Sometimes the concept of leverage has a negative connotation. People can view it as a weapon used against somebody in a disadvantaged position. When people view leverage this way, the expectation is that the person with leverage will use it arrogantly and refuse to “negotiate.” This is misused leverage, and likely to damage otherwise profitable relationships over the long term. The best leverage is not born of intimidation. It comes from a clear, mutual understanding of value. As a good negotiator, it is your job to reveal and express this value to your counterpart.
There are many additional sources of leverage – both for the buyer and the seller. Certain common buying tools, such as RFPs or reverse auctions, are intended to move solutions to the buyer-preferred (lower) end of the leverage slope. Incumbency with good performance provides leverage for the seller. But even incumbency with average (or in some cases poor) performance can provide leverage if the cost of change is high. Almost no one changes cars mid-lease, for example – too much leverage for the seller is in play. External events create leverage as well. Y2K fears drove a lot of actions. Laws such as Basel III, because they set dates for compliance, also create leverage, particularly as those dates get closer. A good negotiator will look at as many sources of leverage as can be identified – for both sides.

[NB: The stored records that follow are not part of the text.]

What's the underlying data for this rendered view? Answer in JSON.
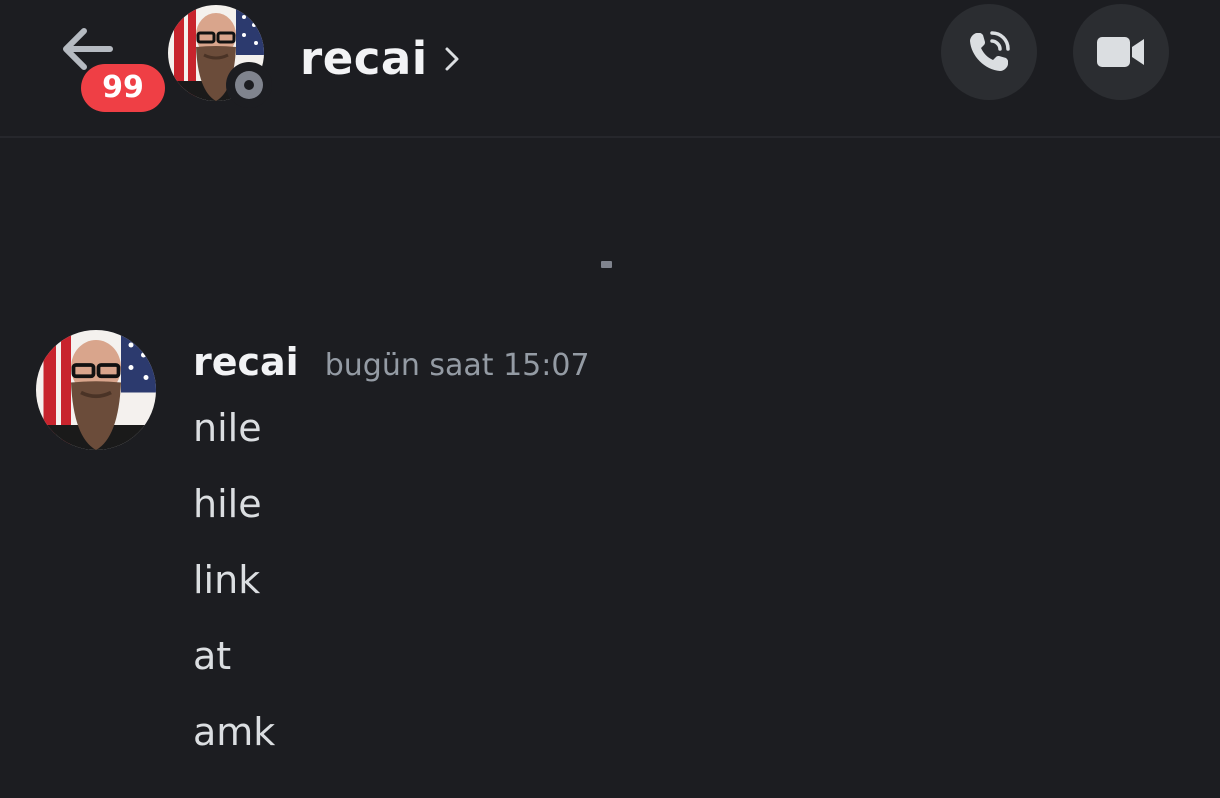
{
  "header": {
    "unread_count": "99",
    "channel_title": "recai",
    "back_icon": "arrow-left-icon",
    "call_icon": "phone-call-icon",
    "video_icon": "video-camera-icon",
    "status": "offline"
  },
  "messages": [
    {
      "author": "recai",
      "timestamp": "bugün saat 15:07",
      "lines": [
        "nile",
        "hile",
        "link",
        "at",
        "amk"
      ]
    }
  ],
  "colors": {
    "background": "#1c1d21",
    "badge": "#ef3f45",
    "button_bg": "#2b2d31",
    "muted": "#949ba4",
    "text": "#dbdee1"
  }
}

In most business negotiations, however, value to the buyer is the positive force that shifts positions and gets the deal done. We’ll focus on that as we go forward in our series.